An Exhibit Celebrating the 75th Anniversary of the Deering Library
June 19, 2008-September 22, 2008
To celebrate the 75th anniversary of our beautiful Deering Library, we have selected a diverse cross-sectional representation of materials from some of the discrete collections held within the McCormick Library of Special Collections, all of which are united by a common thread: they were published or otherwise created in 1933, the year the Deering Library opened.
Exhibited items range from material from Chicago’s Century of Progress exposition, which opened in 1933, to books, prints and ephemera from our outstanding collection of 20th century European art movements including French and Czech Surrealist and Italian Futurist pieces.

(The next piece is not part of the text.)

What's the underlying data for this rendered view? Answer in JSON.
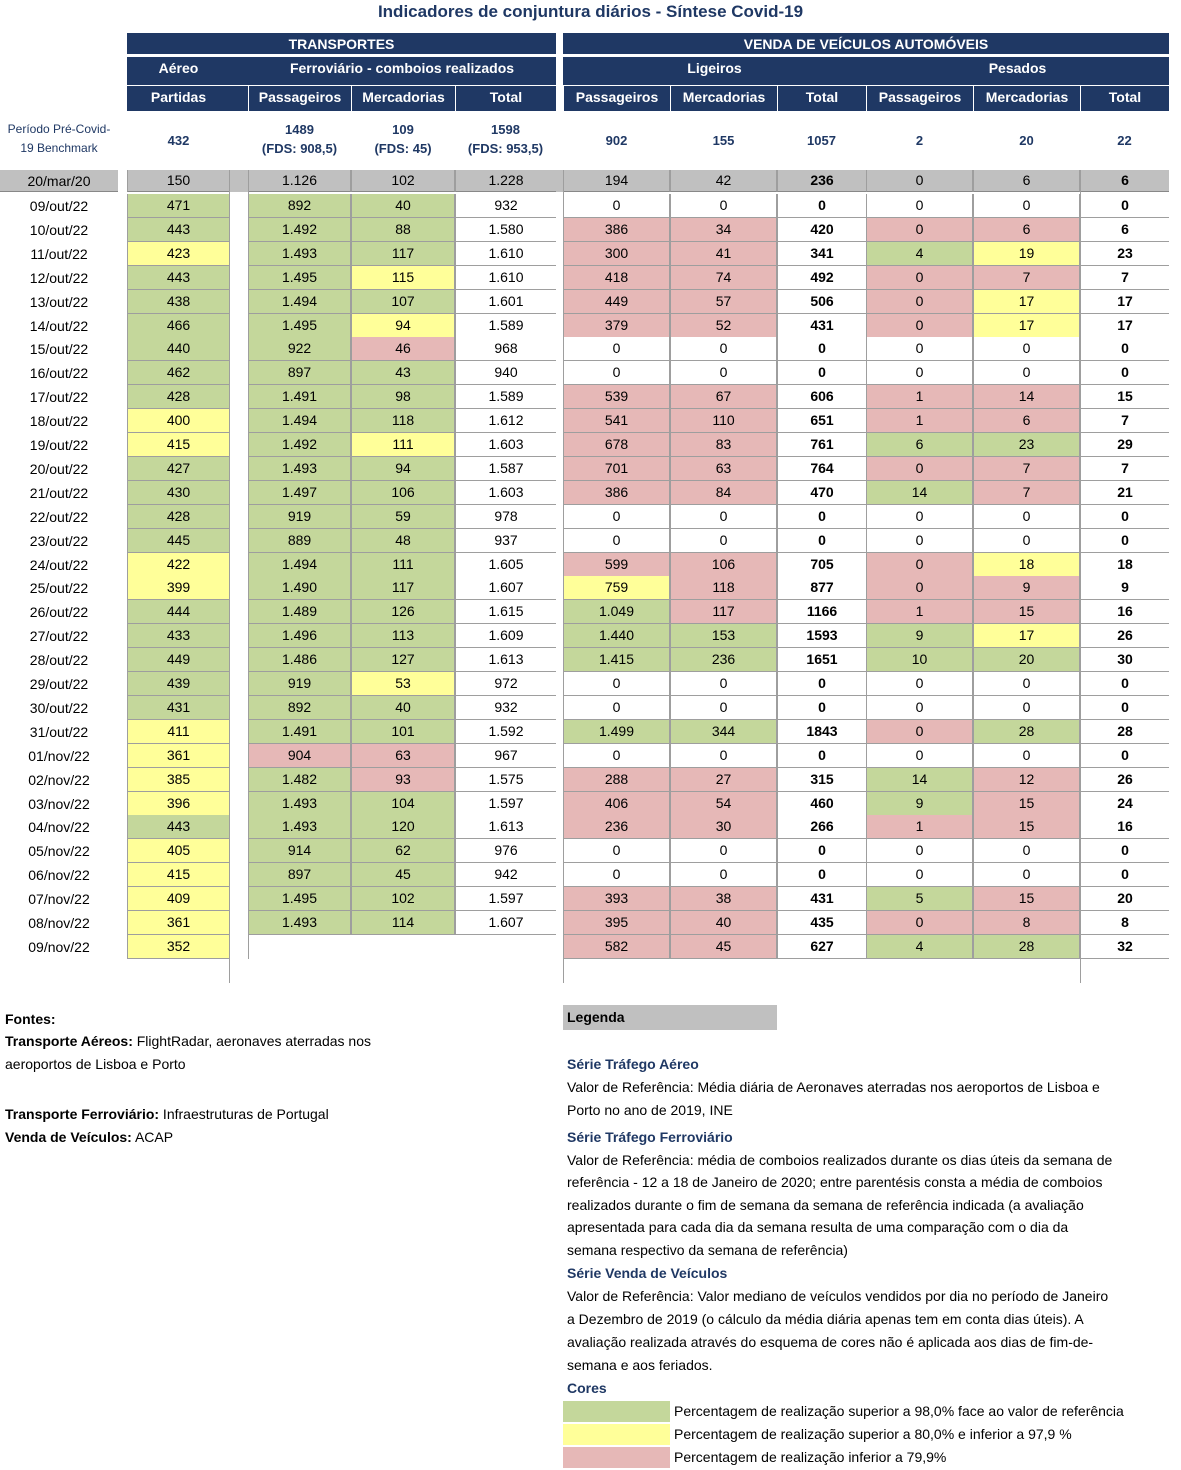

From our Dublin Gate Theatre Archive we show photographs, production books, a scrapbook, and an original costume sketch by Gate co-founder Micheál Mac Liammóir relating to their 1933 production of Oscar Wilde’s The Importance of Being Earnest. Our Graphic Arts and Private Press collections are represented with artists such as Rockwell Kent, and include original layout designs by Bruce Rogers for the title page of a 1933 edition of Aesop’s Fables.
In 1933 the global economic Depression was at its nadir – in the United States 1 in 4 workers was unemployed. This disastrous economic situation paved the way for certain radical political changes, and in January of that year - the same month Deering Library first opened its doors - both Franklin Delano Roosevelt and Adolf Hitler assumed command of their respective nations. Materials from our Roosevelt and Political Pamphlet collections, among others, illustrate the political scene.
It was in these troubled times that our purposely anachronistic Collegiate Gothic-style building was created. Indeed it was in part because of the dire economic climate that the skilled craftsmen necessary to carve the oak and stone that grace both the interior and exterior of James Gamble Rogers’s building were available and affordable. The generous gift of the descendents and relations of Charles Deering, after whom the library is named, could not have been better timed. As it was when it opened in 1933, the Deering Library remains a space of serene and inspiring solace, a space which now serves as a frame for items which, sometimes surprisingly, were born in its same year.